Ed Miliband’s close-run victory over his brother David has triggered real debate over whether his backing from Trade Unionists will hamper the Labour party in the future. This seems to have brought to a head the major divide in politics at the moment – should we cut the deficit, or should we spend our way out of recession?
Unite, whose members gave 40% of their vote to Ed Miliband and were his largest backer have called for an “alternative economic and industrial strategy” claiming that rapid reductions in spending is not essential to cutting our country’s deficit.
With a year of increased strike activity, it is a difficult balance to make. For the Trade Unions, their greatest weapon has always been the threat of strikes. However, with so many businesses in financial difficulty and uncertainty, it seems hard to imagine that if every business went on strike any real difference could be made. Many businesses face damaging their client base just as British Airways found out earlier this year. If customers are apathetic, then in the end it will be the employees who suffer.

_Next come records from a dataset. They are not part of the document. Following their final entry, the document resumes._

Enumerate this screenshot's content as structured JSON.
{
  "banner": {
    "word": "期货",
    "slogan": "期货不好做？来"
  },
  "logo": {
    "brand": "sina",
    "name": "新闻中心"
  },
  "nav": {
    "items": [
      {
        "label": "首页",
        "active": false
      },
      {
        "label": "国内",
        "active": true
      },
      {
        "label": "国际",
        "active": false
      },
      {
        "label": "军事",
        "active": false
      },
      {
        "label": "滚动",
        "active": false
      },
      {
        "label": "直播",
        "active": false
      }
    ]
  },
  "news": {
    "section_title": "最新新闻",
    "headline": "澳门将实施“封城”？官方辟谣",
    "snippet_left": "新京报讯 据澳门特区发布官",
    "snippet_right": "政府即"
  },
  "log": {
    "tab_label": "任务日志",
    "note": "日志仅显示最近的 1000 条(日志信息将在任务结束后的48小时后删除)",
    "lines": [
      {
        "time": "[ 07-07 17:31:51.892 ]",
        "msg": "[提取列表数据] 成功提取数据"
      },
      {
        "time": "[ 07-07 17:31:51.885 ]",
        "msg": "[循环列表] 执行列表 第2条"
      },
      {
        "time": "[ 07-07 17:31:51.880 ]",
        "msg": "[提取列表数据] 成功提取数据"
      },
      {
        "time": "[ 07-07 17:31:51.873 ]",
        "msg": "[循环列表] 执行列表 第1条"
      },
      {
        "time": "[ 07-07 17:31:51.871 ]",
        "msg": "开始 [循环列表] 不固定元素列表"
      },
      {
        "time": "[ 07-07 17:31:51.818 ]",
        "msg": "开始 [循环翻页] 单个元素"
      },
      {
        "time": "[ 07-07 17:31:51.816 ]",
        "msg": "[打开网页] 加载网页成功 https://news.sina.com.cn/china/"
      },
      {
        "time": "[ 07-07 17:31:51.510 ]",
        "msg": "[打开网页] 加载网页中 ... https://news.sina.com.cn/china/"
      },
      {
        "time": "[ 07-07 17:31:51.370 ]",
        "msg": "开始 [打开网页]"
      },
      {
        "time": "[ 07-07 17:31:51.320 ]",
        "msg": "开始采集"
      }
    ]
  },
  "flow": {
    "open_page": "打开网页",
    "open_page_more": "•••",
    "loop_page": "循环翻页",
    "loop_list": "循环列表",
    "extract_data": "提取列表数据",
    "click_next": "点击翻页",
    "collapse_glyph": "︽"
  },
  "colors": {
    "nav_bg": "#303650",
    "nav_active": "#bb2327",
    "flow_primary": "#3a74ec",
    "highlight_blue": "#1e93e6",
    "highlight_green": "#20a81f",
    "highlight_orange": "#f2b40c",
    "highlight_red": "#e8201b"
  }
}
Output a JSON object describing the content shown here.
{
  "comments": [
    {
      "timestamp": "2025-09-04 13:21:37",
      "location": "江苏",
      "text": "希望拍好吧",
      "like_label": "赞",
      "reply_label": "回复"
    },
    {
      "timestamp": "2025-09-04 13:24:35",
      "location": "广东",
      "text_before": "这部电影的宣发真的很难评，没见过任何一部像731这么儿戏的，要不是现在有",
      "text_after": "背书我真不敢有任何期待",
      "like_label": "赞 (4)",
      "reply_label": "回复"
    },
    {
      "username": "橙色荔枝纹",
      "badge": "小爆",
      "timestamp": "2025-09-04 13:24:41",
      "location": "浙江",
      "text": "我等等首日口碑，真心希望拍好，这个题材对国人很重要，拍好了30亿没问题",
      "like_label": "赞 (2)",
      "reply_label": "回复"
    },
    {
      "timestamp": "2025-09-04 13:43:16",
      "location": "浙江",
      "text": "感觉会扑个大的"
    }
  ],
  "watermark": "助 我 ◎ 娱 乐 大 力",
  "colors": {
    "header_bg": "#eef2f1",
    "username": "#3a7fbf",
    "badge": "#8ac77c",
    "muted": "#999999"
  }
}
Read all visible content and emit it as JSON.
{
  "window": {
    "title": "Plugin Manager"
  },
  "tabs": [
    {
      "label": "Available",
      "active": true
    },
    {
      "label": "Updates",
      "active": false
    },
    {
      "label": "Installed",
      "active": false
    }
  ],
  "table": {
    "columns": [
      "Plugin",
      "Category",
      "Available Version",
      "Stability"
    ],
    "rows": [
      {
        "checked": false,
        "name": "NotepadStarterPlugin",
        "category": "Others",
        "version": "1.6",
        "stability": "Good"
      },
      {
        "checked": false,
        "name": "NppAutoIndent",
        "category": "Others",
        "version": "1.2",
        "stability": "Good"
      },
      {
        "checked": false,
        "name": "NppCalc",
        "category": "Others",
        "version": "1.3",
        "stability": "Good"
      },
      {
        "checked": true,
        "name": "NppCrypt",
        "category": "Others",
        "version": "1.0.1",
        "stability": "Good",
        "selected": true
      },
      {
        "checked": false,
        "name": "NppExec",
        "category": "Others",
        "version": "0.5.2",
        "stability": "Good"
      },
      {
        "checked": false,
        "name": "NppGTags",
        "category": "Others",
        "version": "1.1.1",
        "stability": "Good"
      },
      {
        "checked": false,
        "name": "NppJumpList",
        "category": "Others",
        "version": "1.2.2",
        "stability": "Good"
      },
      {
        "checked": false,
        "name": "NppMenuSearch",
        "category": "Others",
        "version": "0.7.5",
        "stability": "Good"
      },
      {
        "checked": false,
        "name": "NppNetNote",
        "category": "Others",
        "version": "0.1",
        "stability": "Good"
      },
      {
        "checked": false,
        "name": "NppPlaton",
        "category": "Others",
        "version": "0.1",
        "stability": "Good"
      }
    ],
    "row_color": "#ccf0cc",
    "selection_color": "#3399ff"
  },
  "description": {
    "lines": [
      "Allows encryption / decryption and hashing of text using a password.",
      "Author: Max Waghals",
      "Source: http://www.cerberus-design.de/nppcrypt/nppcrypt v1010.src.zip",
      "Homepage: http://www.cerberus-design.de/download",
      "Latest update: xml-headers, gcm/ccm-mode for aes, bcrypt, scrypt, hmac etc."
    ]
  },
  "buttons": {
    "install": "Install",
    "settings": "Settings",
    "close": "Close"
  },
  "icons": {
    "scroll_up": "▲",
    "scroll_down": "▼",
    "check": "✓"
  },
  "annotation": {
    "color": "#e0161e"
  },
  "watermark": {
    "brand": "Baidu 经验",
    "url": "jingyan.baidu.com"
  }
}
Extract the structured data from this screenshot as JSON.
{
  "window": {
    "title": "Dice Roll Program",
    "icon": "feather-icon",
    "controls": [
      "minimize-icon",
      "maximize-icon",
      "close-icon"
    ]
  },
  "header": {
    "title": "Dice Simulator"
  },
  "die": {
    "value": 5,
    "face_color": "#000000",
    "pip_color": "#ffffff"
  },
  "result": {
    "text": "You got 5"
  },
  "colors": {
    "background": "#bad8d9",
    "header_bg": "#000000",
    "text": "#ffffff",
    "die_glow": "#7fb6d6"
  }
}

Ed Miliband’s difficult job is to somehow stride the two horses – keeping the Trade Unions happy while at the same time appealing to the larger society.
With the divide widening on policy, it is in the interest of not only his party, but also the real people on the ground that is at stake. Probably the stakes have never been higher.